A lot of people use their chopsticks thinking that it is merely cultural for some nations. In Japan, however, it is something you must take seriously. Every position, or movement you may make using your chopsticks could be disrespectful or offensive to the person you are dining with. While it may be fine to commit mistakes for a newbie, it is always nice to learn a thing or two about the proper use of chopsticks so as to rightly honor Japanese customs.
Luckily for you, here are a few tips to help you get you acquainted with the proper chopstick use.
Proper grasp of your chopsticks.
Learning the correct way of holding your chopsticks can eventually aid you in using them with ease. So before you dig in, make sure that you are holding your chopsticks near their ends. Be sure that the upper chopstick is held in between the index finger and thumb. The lower chopstick should be positioned on your ring finger while resting on the concave space between the thumb and index finger.
You can learn to use them more quickly if you practice every once in a while, like when you’re eating at home. Remember, practice is key.
2.Kindly accept your chopsticks.
After taking your chopsticks apart, refrain from removing the wooden strings or rough edges by rubbing the chopsticks together as it signifies that you think that the chopsticks are cheap.
3. Choosing dishes.

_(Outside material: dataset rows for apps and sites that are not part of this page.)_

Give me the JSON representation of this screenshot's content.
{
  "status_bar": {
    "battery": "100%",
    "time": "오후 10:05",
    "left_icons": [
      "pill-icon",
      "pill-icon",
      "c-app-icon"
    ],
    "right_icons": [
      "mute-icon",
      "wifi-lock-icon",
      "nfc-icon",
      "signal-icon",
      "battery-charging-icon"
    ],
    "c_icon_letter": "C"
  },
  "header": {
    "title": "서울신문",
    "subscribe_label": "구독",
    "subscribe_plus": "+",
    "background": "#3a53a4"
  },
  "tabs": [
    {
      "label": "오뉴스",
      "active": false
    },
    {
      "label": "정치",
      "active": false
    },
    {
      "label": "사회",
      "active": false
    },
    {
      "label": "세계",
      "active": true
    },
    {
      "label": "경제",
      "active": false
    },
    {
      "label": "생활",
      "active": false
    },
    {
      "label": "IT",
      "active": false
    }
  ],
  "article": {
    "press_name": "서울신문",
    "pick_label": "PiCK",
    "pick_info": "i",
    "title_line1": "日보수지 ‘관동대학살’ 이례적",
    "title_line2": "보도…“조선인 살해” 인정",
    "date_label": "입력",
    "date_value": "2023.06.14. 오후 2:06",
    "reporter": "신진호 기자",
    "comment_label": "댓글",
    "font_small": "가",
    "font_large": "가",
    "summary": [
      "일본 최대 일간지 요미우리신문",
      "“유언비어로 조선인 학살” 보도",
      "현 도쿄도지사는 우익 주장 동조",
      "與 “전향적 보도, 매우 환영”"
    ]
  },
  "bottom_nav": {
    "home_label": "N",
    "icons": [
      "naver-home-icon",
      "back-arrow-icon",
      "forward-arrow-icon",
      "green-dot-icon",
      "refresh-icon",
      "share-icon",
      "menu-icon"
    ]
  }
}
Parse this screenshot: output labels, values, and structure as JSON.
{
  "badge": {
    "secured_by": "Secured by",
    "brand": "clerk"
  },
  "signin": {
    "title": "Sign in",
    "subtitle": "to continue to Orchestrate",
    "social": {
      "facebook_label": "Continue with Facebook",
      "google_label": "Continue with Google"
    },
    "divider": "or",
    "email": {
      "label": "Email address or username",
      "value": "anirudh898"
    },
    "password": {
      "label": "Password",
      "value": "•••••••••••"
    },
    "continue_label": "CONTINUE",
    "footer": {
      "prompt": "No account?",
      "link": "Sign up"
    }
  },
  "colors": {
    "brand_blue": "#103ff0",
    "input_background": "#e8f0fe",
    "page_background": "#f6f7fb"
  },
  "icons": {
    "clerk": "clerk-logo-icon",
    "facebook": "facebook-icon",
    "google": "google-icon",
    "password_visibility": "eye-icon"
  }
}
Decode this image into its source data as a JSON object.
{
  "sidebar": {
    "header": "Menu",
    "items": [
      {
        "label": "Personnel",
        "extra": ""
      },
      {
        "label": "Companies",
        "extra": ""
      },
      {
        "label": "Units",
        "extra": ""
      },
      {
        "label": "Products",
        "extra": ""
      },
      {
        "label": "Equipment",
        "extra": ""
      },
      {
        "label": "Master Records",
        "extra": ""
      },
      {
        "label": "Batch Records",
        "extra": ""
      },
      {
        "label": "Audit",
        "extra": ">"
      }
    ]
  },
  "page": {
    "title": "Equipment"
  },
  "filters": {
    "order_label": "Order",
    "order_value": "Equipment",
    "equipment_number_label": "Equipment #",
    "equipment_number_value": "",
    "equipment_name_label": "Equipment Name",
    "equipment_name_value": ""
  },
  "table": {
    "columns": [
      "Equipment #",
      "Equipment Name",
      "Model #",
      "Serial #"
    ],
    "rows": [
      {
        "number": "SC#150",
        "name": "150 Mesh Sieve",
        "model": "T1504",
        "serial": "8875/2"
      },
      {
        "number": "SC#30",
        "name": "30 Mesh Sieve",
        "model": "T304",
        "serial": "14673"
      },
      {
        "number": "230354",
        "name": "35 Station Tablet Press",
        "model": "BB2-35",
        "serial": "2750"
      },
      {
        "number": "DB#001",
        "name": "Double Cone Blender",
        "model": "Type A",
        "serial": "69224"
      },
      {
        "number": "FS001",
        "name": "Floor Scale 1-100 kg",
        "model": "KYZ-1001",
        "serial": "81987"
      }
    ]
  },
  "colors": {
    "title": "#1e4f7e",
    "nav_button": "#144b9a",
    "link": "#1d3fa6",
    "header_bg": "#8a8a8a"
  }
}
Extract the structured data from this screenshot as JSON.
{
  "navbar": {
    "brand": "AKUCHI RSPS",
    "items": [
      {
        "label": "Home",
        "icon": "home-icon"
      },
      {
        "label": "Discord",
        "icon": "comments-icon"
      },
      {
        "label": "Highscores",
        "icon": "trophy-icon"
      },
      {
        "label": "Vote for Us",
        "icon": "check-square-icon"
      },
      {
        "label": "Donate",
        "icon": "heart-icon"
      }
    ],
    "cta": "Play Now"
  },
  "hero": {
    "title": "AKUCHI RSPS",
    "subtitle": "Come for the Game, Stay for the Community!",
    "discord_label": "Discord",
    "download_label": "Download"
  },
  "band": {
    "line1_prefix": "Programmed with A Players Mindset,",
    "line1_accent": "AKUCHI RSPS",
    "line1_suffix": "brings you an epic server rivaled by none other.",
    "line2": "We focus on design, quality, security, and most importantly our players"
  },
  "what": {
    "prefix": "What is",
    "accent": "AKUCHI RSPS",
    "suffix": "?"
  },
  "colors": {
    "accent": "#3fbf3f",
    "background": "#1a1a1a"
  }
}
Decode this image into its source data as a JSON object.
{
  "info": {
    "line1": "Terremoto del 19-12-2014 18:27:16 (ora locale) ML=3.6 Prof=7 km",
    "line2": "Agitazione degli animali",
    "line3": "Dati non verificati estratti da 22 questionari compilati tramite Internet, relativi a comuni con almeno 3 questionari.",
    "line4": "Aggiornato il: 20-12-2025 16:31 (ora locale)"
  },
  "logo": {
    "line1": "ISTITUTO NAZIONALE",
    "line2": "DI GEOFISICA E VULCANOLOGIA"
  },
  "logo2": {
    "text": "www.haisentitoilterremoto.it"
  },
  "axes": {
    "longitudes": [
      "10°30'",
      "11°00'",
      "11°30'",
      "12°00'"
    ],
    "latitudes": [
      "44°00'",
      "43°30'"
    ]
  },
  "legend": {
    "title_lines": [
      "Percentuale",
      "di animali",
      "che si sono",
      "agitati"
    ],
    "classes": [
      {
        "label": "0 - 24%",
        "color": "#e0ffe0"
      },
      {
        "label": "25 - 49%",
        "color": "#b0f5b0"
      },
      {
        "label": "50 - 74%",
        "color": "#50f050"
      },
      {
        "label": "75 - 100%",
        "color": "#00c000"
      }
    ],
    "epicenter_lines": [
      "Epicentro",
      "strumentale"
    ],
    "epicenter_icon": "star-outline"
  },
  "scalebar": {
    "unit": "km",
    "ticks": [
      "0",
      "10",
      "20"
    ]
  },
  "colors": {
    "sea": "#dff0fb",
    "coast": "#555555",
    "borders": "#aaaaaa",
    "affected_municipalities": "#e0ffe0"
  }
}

When thinking of which dishes to eat, prevent yourself from pointing or hovering at the dishes as you would appear to be greedy to the people you are dining with. Always make sure that when getting your food you get them from the top of the dish. If you want to choose a good portion or part of the dish, always choose from the top and never burry your chopsticks through the dish to pick your food.
Also, remember that when you eventually choose the dishes you’d like, take the food from the dish and bring it to your own plate before eating.
4. When you’re not using them
Never use your chopsticks for anything other than handling your food. If you are talking to other people, avoid holding or making gestures with your chopsticks. If you are provided with a chopstick holder, place your chopsticks there when you’re not using them, but if you are not given one, you can simply place them horizontally on your bowl.
Be sure that your chopsticks are parallel horizontally in your bowl when resting them, and not crossed together or placed vertically on the rice in the bowl. Both acts remind the Japanese of funeral ceremonies or offering food to the spirit of the dead.
5. Sharing food
If you want to share your food with other people at the table, do not do so by passing them from person to person by chopstick. Aside from unsanitary reasons, it reminds the Japanese of funeral ceremonies where the cremated bones are passed to transfer to the urn.
Sharing your food to others can easily be done by requesting them to pass their plate to you. By using another clean pair of chopsticks, put the food on their plate.
6. Eating the food
Using chopsticks require a lot of practice and finesse. So do not let food drip from them, and refrain from sucking them.
Always use your chopsticks as a pair and never individually. Do not use them as a skewer but at the same time, avoid using your chopsticks to hold large pieces food to bite off of. There are still cases when biting from a piece of food is acceptable, like eating tempura, but it’s also good to take time and learn to apply the right pressure when cutting your food with your chopsticks.
When having soup, prevent yourself from swirling your chopsticks in them, as it is as if you are cleaning them.
When using chopsticks, always remember that they are not just simple eating utensils - they also embody a cultural symbol for the Japanese. Consider these guides as important tools not only to respect their culture, but also to enrich your dining experience.